**** MATERIALS PROVIDED ****

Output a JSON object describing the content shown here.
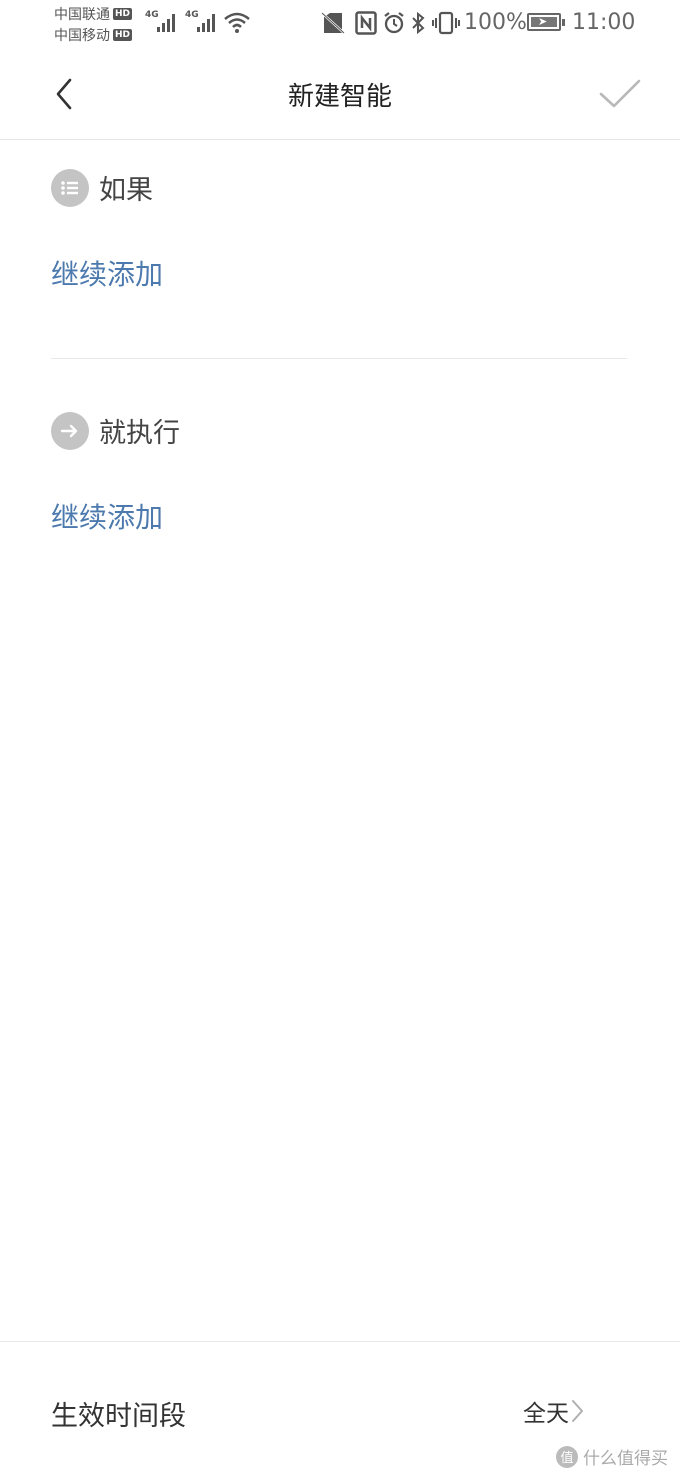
{
  "status_bar": {
    "carrier_1": "中国联通",
    "carrier_2": "中国移动",
    "hd": "HD",
    "network_1": "4G",
    "network_2": "4G",
    "battery_percent": "100%",
    "time": "11:00",
    "icons": [
      "signal-icon",
      "wifi-icon",
      "no-sim-icon",
      "nfc-icon",
      "alarm-icon",
      "bluetooth-icon",
      "vibrate-icon",
      "battery-charging-icon"
    ]
  },
  "header": {
    "title": "新建智能",
    "back_icon": "chevron-left-icon",
    "confirm_icon": "checkmark-icon"
  },
  "if_section": {
    "title": "如果",
    "icon": "list-icon",
    "add_label": "继续添加"
  },
  "then_section": {
    "title": "就执行",
    "icon": "arrow-right-icon",
    "add_label": "继续添加"
  },
  "footer": {
    "label": "生效时间段",
    "value": "全天",
    "chevron_icon": "chevron-right-icon"
  },
  "watermark": {
    "text": "什么值得买",
    "logo_char": "值"
  },
  "colors": {
    "link": "#4d7aae",
    "icon_circle": "#c4c4c4",
    "divider": "#e8e8e8"
  }
}
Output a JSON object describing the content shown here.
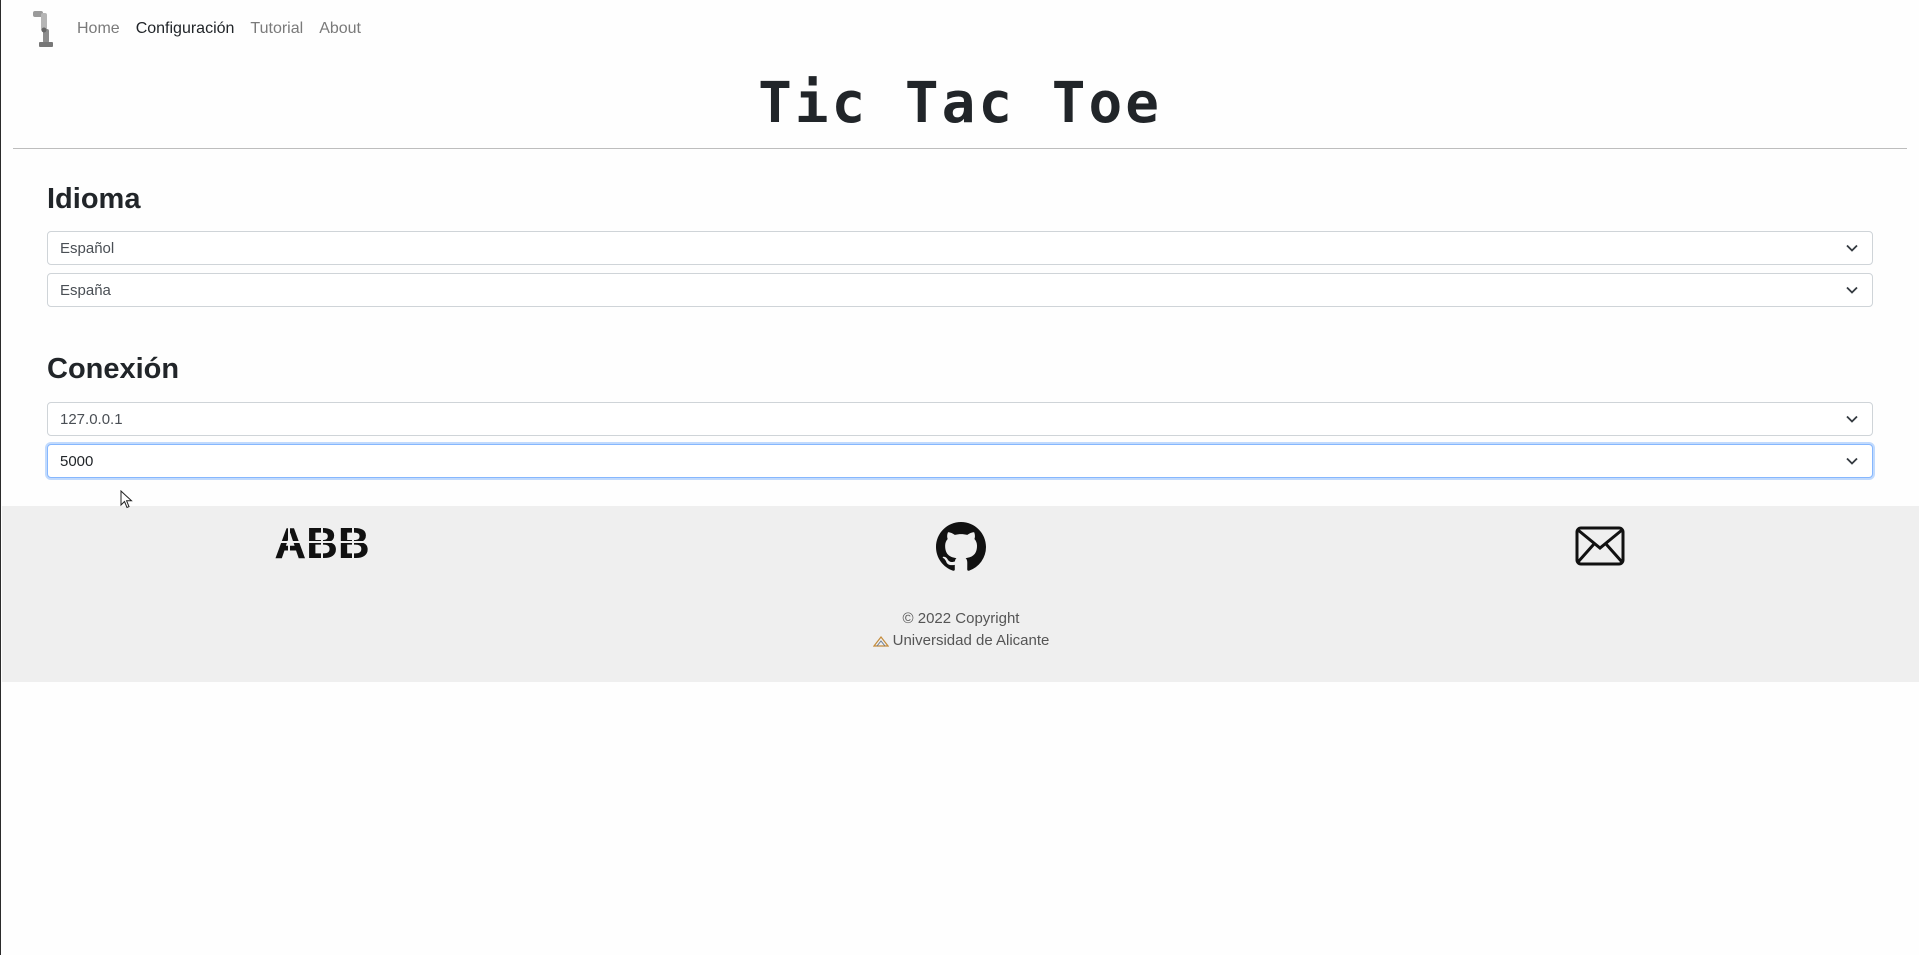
{
  "nav": {
    "items": [
      {
        "label": "Home",
        "active": false
      },
      {
        "label": "Configuración",
        "active": true
      },
      {
        "label": "Tutorial",
        "active": false
      },
      {
        "label": "About",
        "active": false
      }
    ]
  },
  "header": {
    "title": "Tic Tac Toe"
  },
  "idioma": {
    "heading": "Idioma",
    "language_value": "Español",
    "region_value": "España"
  },
  "conexion": {
    "heading": "Conexión",
    "host_value": "127.0.0.1",
    "port_value": "5000"
  },
  "footer": {
    "abb_logo_text": "ABB",
    "icons": [
      "abb-logo",
      "github-icon",
      "mail-icon"
    ],
    "copyright": "© 2022 Copyright",
    "university": "Universidad de Alicante"
  },
  "colors": {
    "footer_bg": "#efefef",
    "focus_border": "#86b7fe",
    "text": "#212529"
  }
}
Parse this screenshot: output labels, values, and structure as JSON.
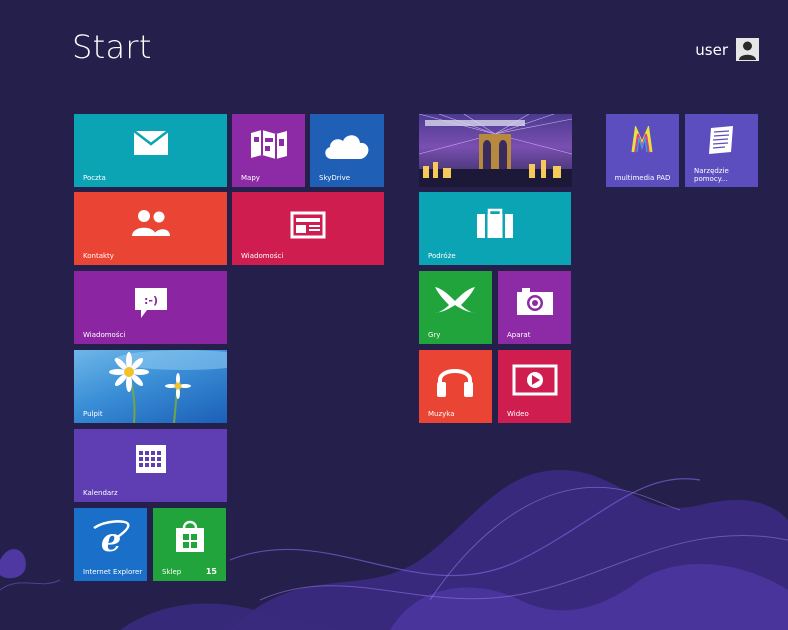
{
  "start_screen": {
    "title": "Start",
    "user": {
      "name": "user"
    }
  },
  "tiles": {
    "mail": {
      "label": "Poczta",
      "icon": "mail-icon"
    },
    "maps": {
      "label": "Mapy",
      "icon": "map-icon"
    },
    "skydrive": {
      "label": "SkyDrive",
      "icon": "cloud-icon"
    },
    "photo_live": {
      "label": "",
      "icon": "bridge-photo"
    },
    "multimedia": {
      "label": "multimedia PAD",
      "icon": "multimedia-logo-icon"
    },
    "tools": {
      "label": "Narzędzie pomocy...",
      "icon": "document-icon"
    },
    "people": {
      "label": "Kontakty",
      "icon": "people-icon"
    },
    "news": {
      "label": "Wiadomości",
      "icon": "newspaper-icon"
    },
    "travel": {
      "label": "Podróże",
      "icon": "suitcase-icon"
    },
    "messaging": {
      "label": "Wiadomości",
      "icon": "chat-bubble-icon"
    },
    "games": {
      "label": "Gry",
      "icon": "gamepad-icon"
    },
    "camera": {
      "label": "Aparat",
      "icon": "camera-icon"
    },
    "desktop": {
      "label": "Pulpit",
      "icon": "daisy-wallpaper"
    },
    "music": {
      "label": "Muzyka",
      "icon": "headphones-icon"
    },
    "video": {
      "label": "Wideo",
      "icon": "video-play-icon"
    },
    "calendar": {
      "label": "Kalendarz",
      "icon": "calendar-icon"
    },
    "ie": {
      "label": "Internet Explorer",
      "icon": "ie-logo-icon"
    },
    "store": {
      "label": "Sklep",
      "icon": "store-bag-icon",
      "badge": "15"
    }
  },
  "colors": {
    "background": "#24204b",
    "teal": "#0ba4b4",
    "purple": "#8d2aa5",
    "blue": "#1f5fb5",
    "red": "#ea4534",
    "crimson": "#cf1d4f",
    "indigo": "#5f3eb4",
    "green": "#21a43b"
  }
}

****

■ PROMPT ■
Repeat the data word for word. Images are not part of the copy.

■ OUTPUT FOR THIS TASK ■
Output a JSON object describing the content shown here.
{
  "status_bar": {
    "carrier_1": "中国联通",
    "carrier_2": "中国移动",
    "hd": "HD",
    "network_1": "4G",
    "network_2": "4G",
    "battery_percent": "100%",
    "time": "11:00",
    "icons": [
      "signal-icon",
      "wifi-icon",
      "no-sim-icon",
      "nfc-icon",
      "alarm-icon",
      "bluetooth-icon",
      "vibrate-icon",
      "battery-charging-icon"
    ]
  },
  "header": {
    "title": "新建智能",
    "back_icon": "chevron-left-icon",
    "confirm_icon": "checkmark-icon"
  },
  "if_section": {
    "title": "如果",
    "icon": "list-icon",
    "add_label": "继续添加"
  },
  "then_section": {
    "title": "就执行",
    "icon": "arrow-right-icon",
    "add_label": "继续添加"
  },
  "footer": {
    "label": "生效时间段",
    "value": "全天",
    "chevron_icon": "chevron-right-icon"
  },
  "watermark": {
    "text": "什么值得买",
    "logo_char": "值"
  },
  "colors": {
    "link": "#4d7aae",
    "icon_circle": "#c4c4c4",
    "divider": "#e8e8e8"
  }
}
Output a JSON object describing the content shown here.
{
  "nav": {
    "items": [
      {
        "label": "Home",
        "active": false
      },
      {
        "label": "Configuración",
        "active": true
      },
      {
        "label": "Tutorial",
        "active": false
      },
      {
        "label": "About",
        "active": false
      }
    ]
  },
  "header": {
    "title": "Tic Tac Toe"
  },
  "idioma": {
    "heading": "Idioma",
    "language_value": "Español",
    "region_value": "España"
  },
  "conexion": {
    "heading": "Conexión",
    "host_value": "127.0.0.1",
    "port_value": "5000"
  },
  "footer": {
    "abb_logo_text": "ABB",
    "icons": [
      "abb-logo",
      "github-icon",
      "mail-icon"
    ],
    "copyright": "© 2022 Copyright",
    "university": "Universidad de Alicante"
  },
  "colors": {
    "footer_bg": "#efefef",
    "focus_border": "#86b7fe",
    "text": "#212529"
  }
}
Parse this screenshot: output labels, values, and structure as JSON.
{
  "start_screen": {
    "title": "Start",
    "user": {
      "name": "user"
    }
  },
  "tiles": {
    "mail": {
      "label": "Poczta",
      "icon": "mail-icon"
    },
    "maps": {
      "label": "Mapy",
      "icon": "map-icon"
    },
    "skydrive": {
      "label": "SkyDrive",
      "icon": "cloud-icon"
    },
    "photo_live": {
      "label": "",
      "icon": "bridge-photo"
    },
    "multimedia": {
      "label": "multimedia PAD",
      "icon": "multimedia-logo-icon"
    },
    "tools": {
      "label": "Narzędzie pomocy...",
      "icon": "document-icon"
    },
    "people": {
      "label": "Kontakty",
      "icon": "people-icon"
    },
    "news": {
      "label": "Wiadomości",
      "icon": "newspaper-icon"
    },
    "travel": {
      "label": "Podróże",
      "icon": "suitcase-icon"
    },
    "messaging": {
      "label": "Wiadomości",
      "icon": "chat-bubble-icon"
    },
    "games": {
      "label": "Gry",
      "icon": "gamepad-icon"
    },
    "camera": {
      "label": "Aparat",
      "icon": "camera-icon"
    },
    "desktop": {
      "label": "Pulpit",
      "icon": "daisy-wallpaper"
    },
    "music": {
      "label": "Muzyka",
      "icon": "headphones-icon"
    },
    "video": {
      "label": "Wideo",
      "icon": "video-play-icon"
    },
    "calendar": {
      "label": "Kalendarz",
      "icon": "calendar-icon"
    },
    "ie": {
      "label": "Internet Explorer",
      "icon": "ie-logo-icon"
    },
    "store": {
      "label": "Sklep",
      "icon": "store-bag-icon",
      "badge": "15"
    }
  },
  "colors": {
    "background": "#24204b",
    "teal": "#0ba4b4",
    "purple": "#8d2aa5",
    "blue": "#1f5fb5",
    "red": "#ea4534",
    "crimson": "#cf1d4f",
    "indigo": "#5f3eb4",
    "green": "#21a43b"
  }
}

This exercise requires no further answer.